Friday, April 06, 2007

Movie: Johnny Cool (1963)

Sicilian bandit Henry Silva is “adopted” by an exiled Mafia kingpin, schooled in the ways of the Syndicate, then dispatched to America to wreak bloody vengeance.

The film, based on a Gold Medal paperback by John McPartland, perfectly captures the spirit of those pulp novels. It’s filled with hard men, harsh violence and wild passion, all of it capped by a truly twisted ending. What’s amazing is who’s behind the camera: William Asher, a veteran of I Love Lucy who would go on to direct several AIP beach party movies and almost a third of the episodes of Bewitched.

Silva has always been an odd actor, but here his stoic, implacable quality is a bonus; he’s essentially playing a zombie, doing another man’s bidding. Producer Peter Lawford found room in the movie for Rat Pack running buddies Joey Bishop and Sammy Davis, Jr., who’s great as an icy eyepatched gambler named “Educated.” Familiar faces stud the cast; satirist Mort Sahl even turns up as a casino boss! This must have been some hip ticket back in ’63, pally.

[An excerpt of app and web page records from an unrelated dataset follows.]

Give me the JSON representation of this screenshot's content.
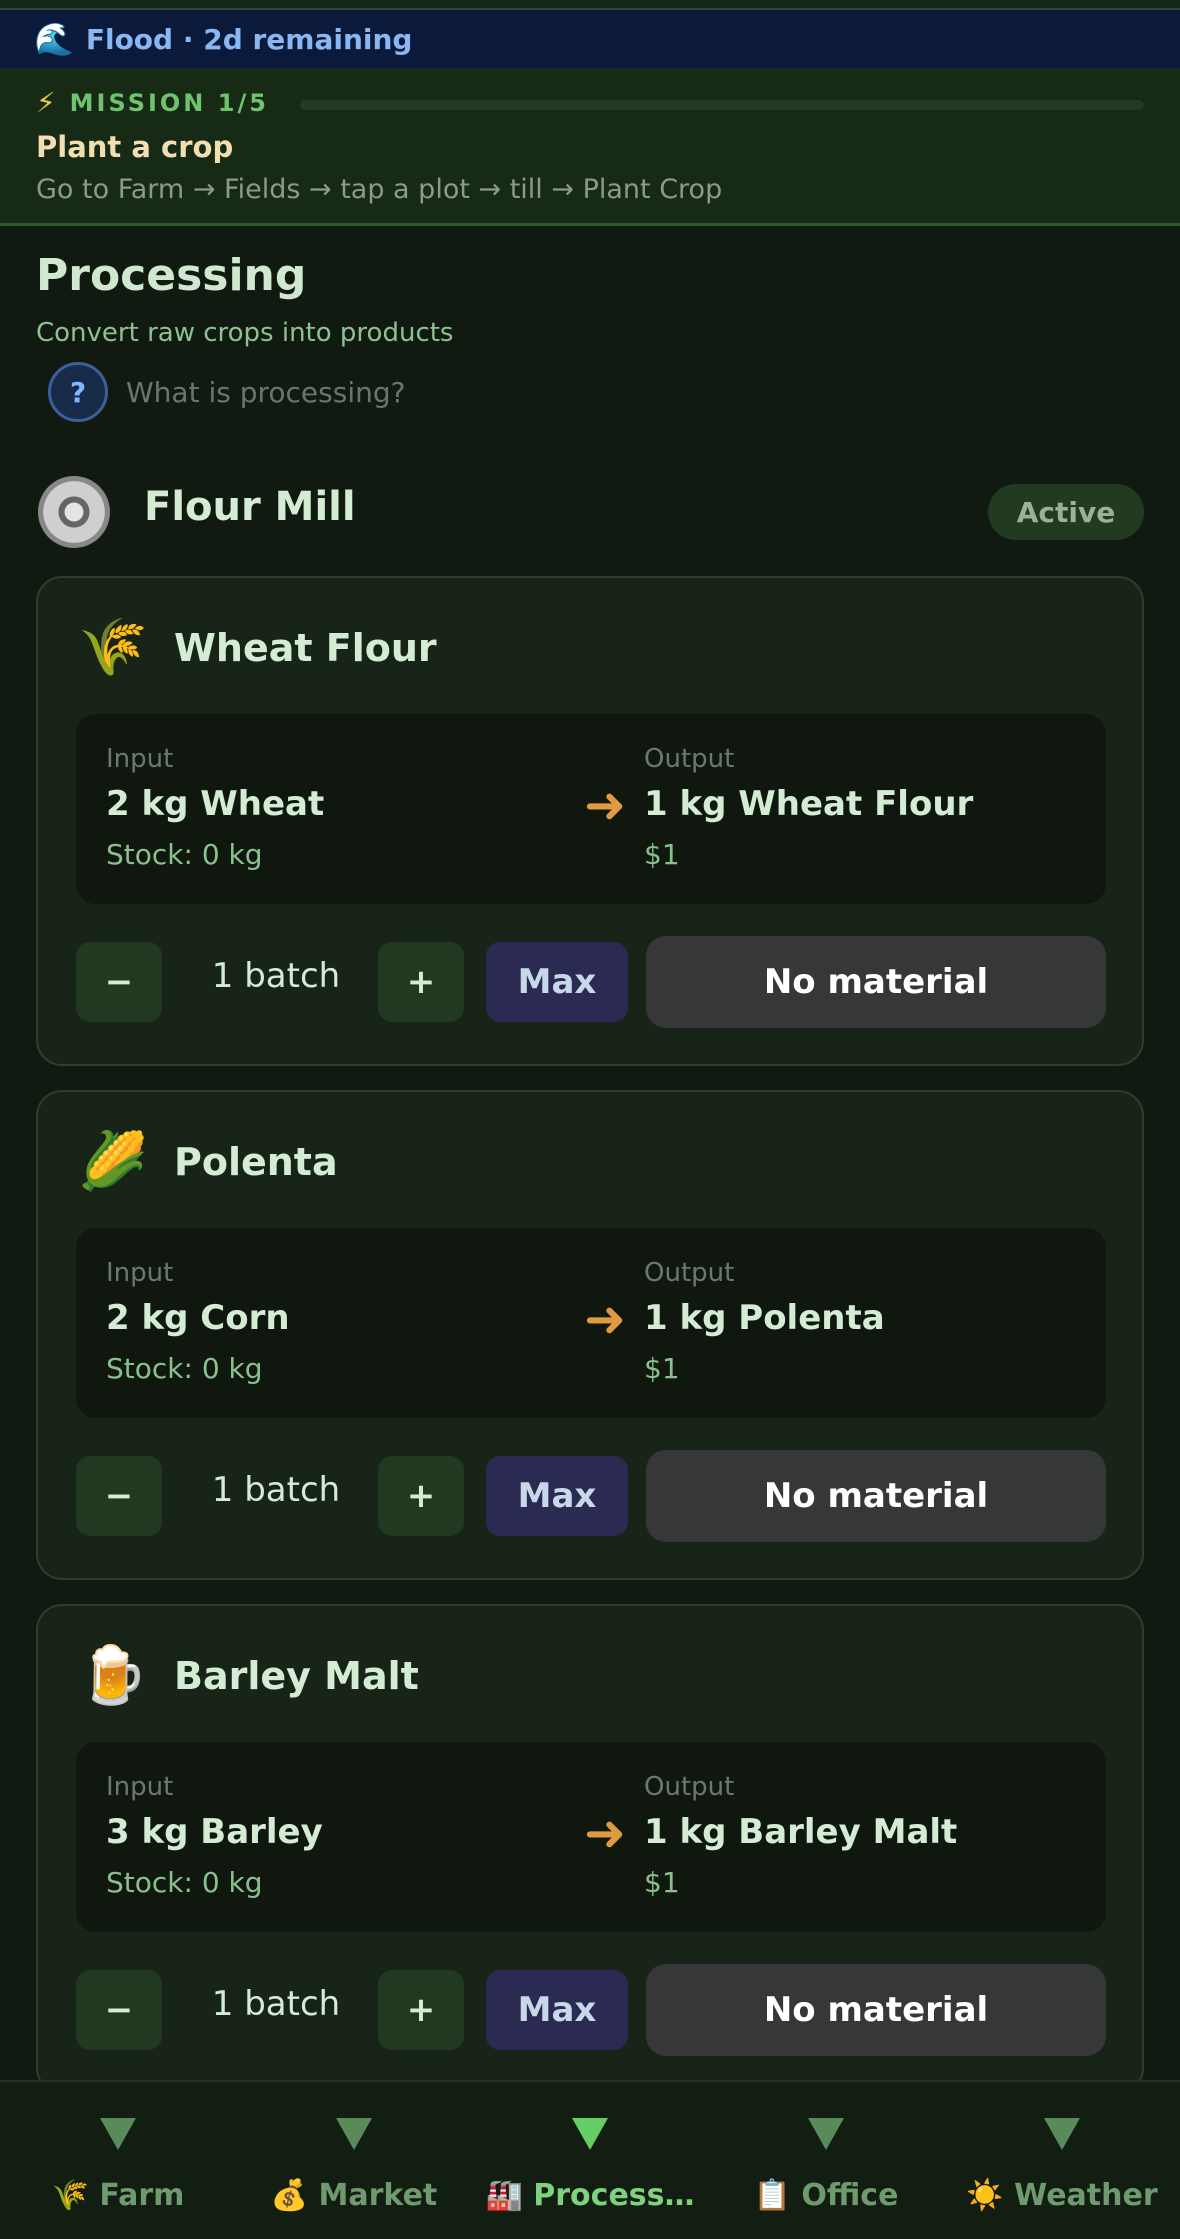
{
  "flood_bar": {
    "emoji": "🌊",
    "text": "Flood · 2d remaining"
  },
  "mission": {
    "icon": "⚡",
    "label": "MISSION 1/5",
    "progress": 0.0,
    "title": "Plant a crop",
    "description": "Go to Farm → Fields → tap a plot → till → Plant Crop"
  },
  "page": {
    "title": "Processing",
    "subtitle": "Convert raw crops into products",
    "help_icon": "?",
    "help_text": "What is processing?"
  },
  "facility": {
    "icon": "gear-icon",
    "name": "Flour Mill",
    "status": "Active"
  },
  "recipes": [
    {
      "icon": "🌾",
      "name": "Wheat Flour",
      "input_label": "Input",
      "input": "2 kg Wheat",
      "stock": "Stock: 0 kg",
      "output_label": "Output",
      "output": "1 kg Wheat Flour",
      "price": "$1",
      "minus": "−",
      "batch": "1 batch",
      "plus": "+",
      "max": "Max",
      "action": "No material"
    },
    {
      "icon": "🌽",
      "name": "Polenta",
      "input_label": "Input",
      "input": "2 kg Corn",
      "stock": "Stock: 0 kg",
      "output_label": "Output",
      "output": "1 kg Polenta",
      "price": "$1",
      "minus": "−",
      "batch": "1 batch",
      "plus": "+",
      "max": "Max",
      "action": "No material"
    },
    {
      "icon": "🍺",
      "name": "Barley Malt",
      "input_label": "Input",
      "input": "3 kg Barley",
      "stock": "Stock: 0 kg",
      "output_label": "Output",
      "output": "1 kg Barley Malt",
      "price": "$1",
      "minus": "−",
      "batch": "1 batch",
      "plus": "+",
      "max": "Max",
      "action": "No material"
    }
  ],
  "nav": [
    {
      "label": "🌾 Farm",
      "active": false
    },
    {
      "label": "💰 Market",
      "active": false
    },
    {
      "label": "🏭 Process…",
      "active": true
    },
    {
      "label": "📋 Office",
      "active": false
    },
    {
      "label": "☀️ Weather",
      "active": false
    }
  ],
  "colors": {
    "accent_green": "#7ed27e",
    "arrow": "#e09a40",
    "flood": "#0b1a3a",
    "max_button": "#2a2a52"
  }
}
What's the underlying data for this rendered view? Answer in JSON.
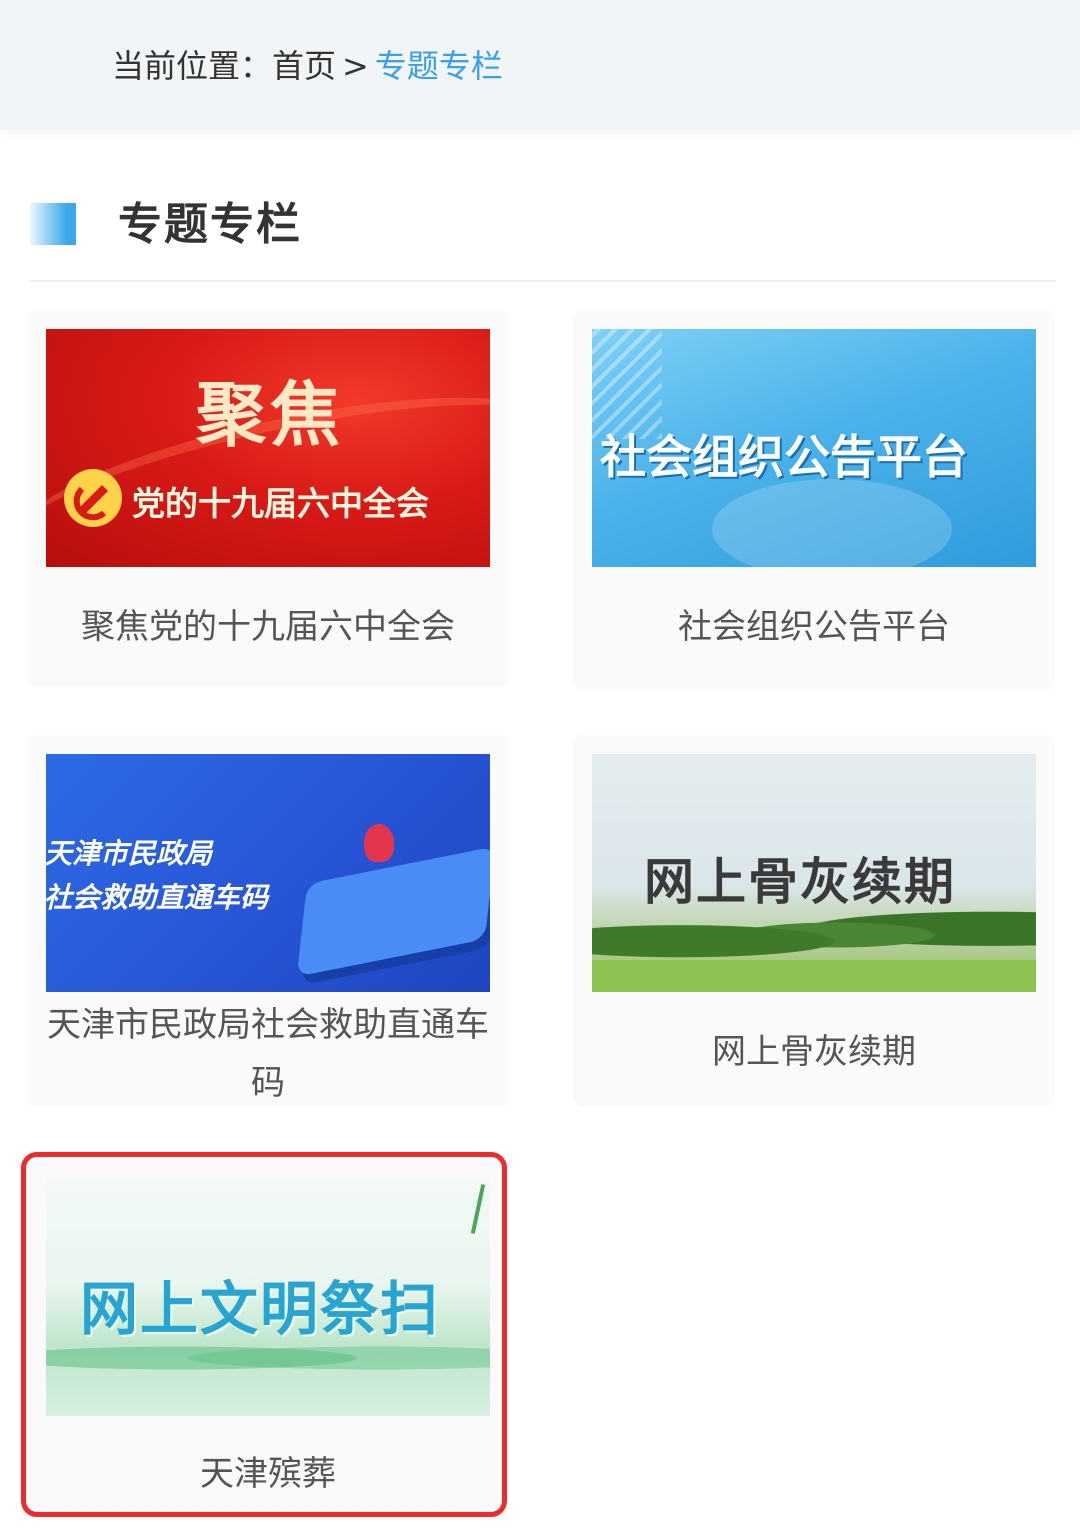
{
  "breadcrumb": {
    "prefix": "当前位置：",
    "home": "首页",
    "separator": ">",
    "current": "专题专栏"
  },
  "section": {
    "title": "专题专栏"
  },
  "cards": [
    {
      "banner_title": "聚焦",
      "banner_subtitle": "党的十九届六中全会",
      "caption": "聚焦党的十九届六中全会"
    },
    {
      "banner_title": "社会组织公告平台",
      "caption": "社会组织公告平台"
    },
    {
      "banner_line1": "天津市民政局",
      "banner_line2": "社会救助直通车码",
      "caption": "天津市民政局社会救助直通车码"
    },
    {
      "banner_title": "网上骨灰续期",
      "caption": "网上骨灰续期"
    },
    {
      "banner_title": "网上文明祭扫",
      "caption": "天津殡葬"
    }
  ],
  "colors": {
    "accent": "#3aa0e6",
    "highlight": "#ee2b2b"
  }
}
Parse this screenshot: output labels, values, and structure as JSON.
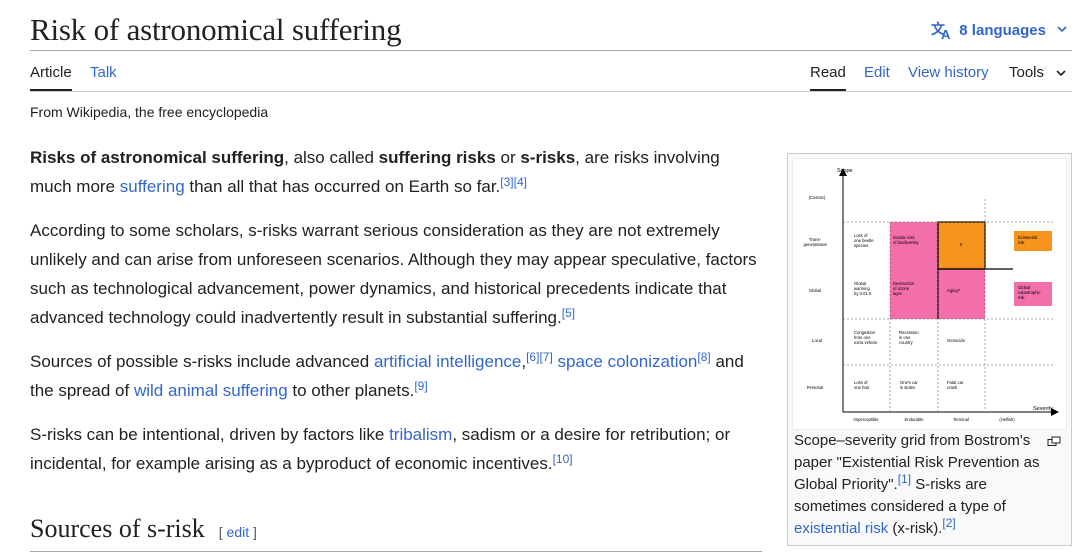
{
  "page": {
    "title": "Risk of astronomical suffering",
    "languages_label": "8 languages",
    "tagline": "From Wikipedia, the free encyclopedia"
  },
  "tabs": {
    "article": "Article",
    "talk": "Talk",
    "read": "Read",
    "edit": "Edit",
    "view_history": "View history",
    "tools": "Tools"
  },
  "content": {
    "p1": {
      "b1": "Risks of astronomical suffering",
      "t1": ", also called ",
      "b2": "suffering risks",
      "t2": " or ",
      "b3": "s-risks",
      "t3": ", are risks involving much more ",
      "link1": "suffering",
      "t4": " than all that has occurred on Earth so far.",
      "ref1": "[3]",
      "ref2": "[4]"
    },
    "p2": {
      "text": "According to some scholars, s-risks warrant serious consideration as they are not extremely unlikely and can arise from unforeseen scenarios. Although they may appear speculative, factors such as technological advancement, power dynamics, and historical precedents indicate that advanced technology could inadvertently result in substantial suffering.",
      "ref1": "[5]"
    },
    "p3": {
      "t1": "Sources of possible s-risks include advanced ",
      "link1": "artificial intelligence",
      "t2": ",",
      "ref1": "[6]",
      "ref2": "[7]",
      "t3": " ",
      "link2": "space colonization",
      "ref3": "[8]",
      "t4": " and the spread of ",
      "link3": "wild animal suffering",
      "t5": " to other planets.",
      "ref4": "[9]"
    },
    "p4": {
      "t1": "S-risks can be intentional, driven by factors like ",
      "link1": "tribalism",
      "t2": ", sadism or a desire for retribution; or incidental, for example arising as a byproduct of economic incentives.",
      "ref1": "[10]"
    },
    "section_heading": "Sources of s-risk",
    "edit_open": "[ ",
    "edit_link": "edit",
    "edit_close": " ]"
  },
  "figure": {
    "caption": {
      "t1": "Scope–severity grid from Bostrom's paper \"Existential Risk Prevention as Global Priority\".",
      "ref1": "[1]",
      "t2": " S-risks are sometimes considered a type of ",
      "link1": "existential risk",
      "t3": " (x-risk).",
      "ref2": "[2]"
    },
    "diagram": {
      "y_axis_label": "Scope",
      "x_axis_label": "Severity",
      "rows": [
        "(Cosmic)",
        "Trans-\ngenerational",
        "Global",
        "Local",
        "Personal"
      ],
      "cols": [
        "Imperceptible",
        "Endurable",
        "Terminal",
        "(Hellish)"
      ],
      "cells": {
        "trans_imperceptible": "Loss of\none beetle\nspecies",
        "trans_endurable": "Drastic loss\nof biodiversity",
        "trans_terminal": "X",
        "global_imperceptible": "Global\nwarming\nby 0.01 K",
        "global_endurable": "Destruction\nof ozone\nlayer",
        "global_terminal": "Aging?",
        "local_imperceptible": "Congestion\nfrom one\nextra vehicle",
        "local_endurable": "Recession\nin one\ncountry",
        "local_terminal": "Genocide",
        "personal_imperceptible": "Loss of\none hair",
        "personal_endurable": "One's car\nis stolen",
        "personal_terminal": "Fatal car\ncrash"
      },
      "legend": {
        "existential": "Existential\nrisk",
        "global_catastrophic": "Global\ncatastrophic\nrisk"
      },
      "colors": {
        "existential": "#f7941d",
        "global_catastrophic": "#f26fa9"
      }
    }
  },
  "colors": {
    "link": "#3366cc",
    "text": "#202122",
    "rule": "#a2a9b1"
  }
}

But the revelation is Elizabeth Montgomery as Dare Guiness. (What a name!) She simply nails the psychology of those mercurial good-time-girls who are drawn to bad boys. And she was never lovelier.

Bill Crider brought this movie and another fine McPartland adaptation, the 1957 suburban drama No Down Payment, to my attention. He observed that Jim Jarmusch’s Ghost Dog: The Way of the Samurai is a kind of unofficial Johnny Cool remake. I think he’s right.

Sammy Davis, Jr. also sings the movie’s theme, a Sammy Cahn/Jimmy Van Heusen classic that tells the story of Johnny Cool. It’s called “The Story of Johnny Cool.” After hearing this and Sammy’s rendition of “My Mother The Car,” it’s safe to say that no one sold a bad song like the Candyman.

Life’s Too Short: Marlowe (1969)

I recorded this adaptation of Raymond Chandler’s The Little Sister the same day as Johnny Cool and gave up after forty minutes. James Garner makes a fine Philip Marlowe, but the movie seems tired from the start. It’s bad enough to have Marlowe use gay panic to trick a thug into jumping off a building. But when said thug is played by Bruce Lee ...

Miscellaneous: Link

Grady Hendrix offers an inconvenient truth: authentic grind house theaters and movies sucked.